The endless Israeli election cycle may have finally reached its terminus, though there's still a chance for round four.
Exit polls Monday are suggesting Prime Minister Benjamin Netanyahu's right-wing Likud party was victorious over his center-right rival Benny Gantz's Blue and White Party in the country's third parliamentary elections within the last year. Netanyahu is also expected to add extra spots in a coalition with his religious and nationalist allies to bring the total up to 60. If the results — which are often imprecise at this stage, per Al Jazeera — hold when voting is finalized Tuesday, that would still fall one shy of a majority in the 120-seat parliament, however.
It's not clear if Likud can make up even that limited ground, but the far-right Yisrael Beiteinu party leader, Avigdor Lieberman, has promised there will not be a fourth election. Lieberman is often considered a possible kingmaker who can end the country's gridlock, but he has previously refused to elevate either Netanyahu or Gantz in the previous two elections.
Gantz maintains he's willing to forge a coalition with Likud, but he won't accept Netanyahu — who is under investigation for corruption — as its leader. Read more at Al Jazeera and Reuters. Tim O'Donnell
The early results of Israel's elections are in, but the country's future seemingly remains almost as uncertain as it did when the day began, aside from the fact that Israeli Prime Minister's bargaining power appears to have weakened.
Initial exit polls Tuesday reportedly indicate Netanyahu failed to secure a parliamentary majority. And while Israel's three major television stations had challenger Benny Gantz's centrist Blue and White party holding a slight lead over Netanyahu's Likud party, neither will reportedly be able to control a majority in the Knesset — at least without the support of former Netanyahu ally Avigdor Lieberman's Yisrael Beitenu party, which refused to join Netanyahu's coalition in April. Lieberman may very well end up playing the role of kingmaker, Reuters reports, as the predictions that his party should capture somewhere between eight and 10 seats means he'd have the ability to form a coalition.
He reportedly wants to forge a unity government with Blue and White and Likud, though if he were to sign off on it, the government would reportedly have to exclude ultra-Orthodox parties, whose influence Lieberman is seeking to limit.

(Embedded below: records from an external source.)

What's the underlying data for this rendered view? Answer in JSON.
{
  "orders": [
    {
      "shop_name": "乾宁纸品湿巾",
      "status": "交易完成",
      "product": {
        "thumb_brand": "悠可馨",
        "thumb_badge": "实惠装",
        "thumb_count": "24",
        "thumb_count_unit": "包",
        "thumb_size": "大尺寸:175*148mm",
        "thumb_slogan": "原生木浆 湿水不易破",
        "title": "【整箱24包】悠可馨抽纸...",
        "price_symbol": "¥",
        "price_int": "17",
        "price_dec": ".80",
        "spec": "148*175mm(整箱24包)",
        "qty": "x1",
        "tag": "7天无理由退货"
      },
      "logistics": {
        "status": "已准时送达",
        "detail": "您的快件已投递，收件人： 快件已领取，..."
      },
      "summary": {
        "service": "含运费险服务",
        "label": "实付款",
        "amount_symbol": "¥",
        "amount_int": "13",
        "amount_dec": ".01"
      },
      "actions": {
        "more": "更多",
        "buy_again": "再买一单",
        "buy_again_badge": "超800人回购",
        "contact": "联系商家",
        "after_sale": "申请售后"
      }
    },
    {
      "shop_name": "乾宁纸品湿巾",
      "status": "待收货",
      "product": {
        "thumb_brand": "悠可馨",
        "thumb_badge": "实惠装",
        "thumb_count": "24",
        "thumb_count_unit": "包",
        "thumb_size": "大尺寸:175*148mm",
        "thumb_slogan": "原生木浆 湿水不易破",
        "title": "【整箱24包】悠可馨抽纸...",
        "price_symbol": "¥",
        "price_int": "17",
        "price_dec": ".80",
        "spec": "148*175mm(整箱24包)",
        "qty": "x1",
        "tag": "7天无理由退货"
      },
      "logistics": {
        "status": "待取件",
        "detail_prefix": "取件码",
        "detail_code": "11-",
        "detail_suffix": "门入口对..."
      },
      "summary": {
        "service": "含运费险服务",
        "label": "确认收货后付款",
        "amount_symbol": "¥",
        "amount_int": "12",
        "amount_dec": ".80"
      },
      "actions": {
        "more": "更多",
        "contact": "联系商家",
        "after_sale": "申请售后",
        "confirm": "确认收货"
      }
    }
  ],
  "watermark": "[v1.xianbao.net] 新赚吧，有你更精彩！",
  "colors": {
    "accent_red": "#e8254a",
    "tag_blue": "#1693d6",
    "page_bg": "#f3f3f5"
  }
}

Gantz has also ruled out participating in an administration with Netanyahu if the latter is indicted on corruption chargers. Basically, there's no easy path to a government at the moment.